Given data Start Marker

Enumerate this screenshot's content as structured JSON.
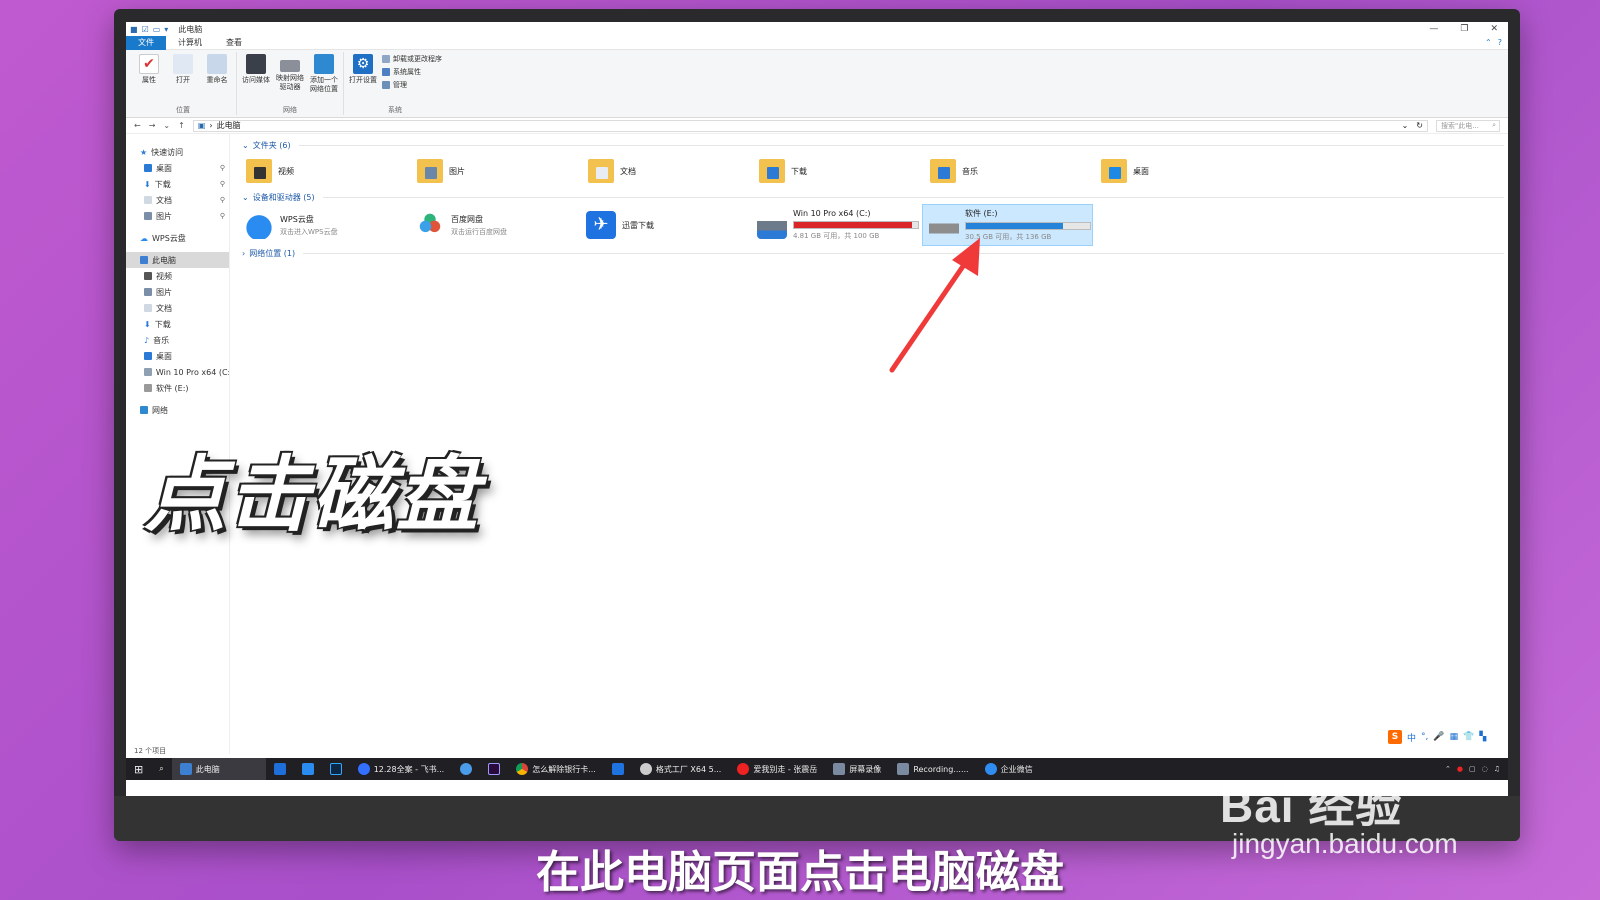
{
  "window": {
    "title": "此电脑",
    "tabs": [
      "文件",
      "计算机",
      "查看"
    ]
  },
  "ribbon": {
    "groups": [
      {
        "label": "位置",
        "items": [
          "属性",
          "打开",
          "重命名"
        ]
      },
      {
        "label": "网络",
        "items": [
          "访问媒体",
          "映射网络驱动器",
          "添加一个网络位置"
        ]
      },
      {
        "label": "系统",
        "items": [
          "打开设置"
        ],
        "small": [
          "卸载或更改程序",
          "系统属性",
          "管理"
        ]
      }
    ]
  },
  "address": {
    "path": "此电脑",
    "search_placeholder": "搜索\"此电..."
  },
  "nav": {
    "quick_access": "快速访问",
    "quick_items": [
      "桌面",
      "下载",
      "文档",
      "图片"
    ],
    "wps": "WPS云盘",
    "this_pc": "此电脑",
    "pc_items": [
      "视频",
      "图片",
      "文档",
      "下载",
      "音乐",
      "桌面",
      "Win 10 Pro x64 (C:",
      "软件 (E:)"
    ],
    "network": "网络"
  },
  "sections": {
    "folders_title": "文件夹 (6)",
    "devices_title": "设备和驱动器 (5)",
    "network_title": "网络位置 (1)"
  },
  "folders": [
    "视频",
    "图片",
    "文档",
    "下载",
    "音乐",
    "桌面"
  ],
  "devices": [
    {
      "name": "WPS云盘",
      "sub": "双击进入WPS云盘",
      "color": "#2a8cf0"
    },
    {
      "name": "百度网盘",
      "sub": "双击运行百度网盘",
      "color": "#3aa0e8"
    },
    {
      "name": "迅雷下载",
      "sub": "",
      "color": "#1f73e0"
    }
  ],
  "drives": [
    {
      "name": "Win 10 Pro x64 (C:)",
      "sub": "4.81 GB 可用，共 100 GB",
      "used_fraction": 0.95,
      "bar_color": "#da2626"
    },
    {
      "name": "软件 (E:)",
      "sub": "30.5 GB 可用，共 136 GB",
      "used_fraction": 0.78,
      "bar_color": "#2683da"
    }
  ],
  "status": {
    "count": "12 个项目"
  },
  "taskbar": {
    "items": [
      "此电脑",
      "12.28全案 - 飞书...",
      "怎么解除银行卡...",
      "格式工厂 X64 5...",
      "爱我别走 - 张震岳",
      "屏幕录像",
      "Recording......",
      "企业微信"
    ],
    "tray_lang": "中"
  },
  "overlay": {
    "caption": "点击磁盘",
    "subtitle": "在此电脑页面点击电脑磁盘",
    "watermark_brand": "Bai  经验",
    "watermark_url": "jingyan.baidu.com"
  },
  "colors": {
    "accent": "#1979ca",
    "arrow": "#f03a3a"
  }
}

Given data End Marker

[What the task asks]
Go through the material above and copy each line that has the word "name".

[Task response]
      "name": "WPS云盘",
      "name": "百度网盘",
      "name": "迅雷下载",
      "name": "Win 10 Pro x64 (C:)",
      "name": "软件 (E:)",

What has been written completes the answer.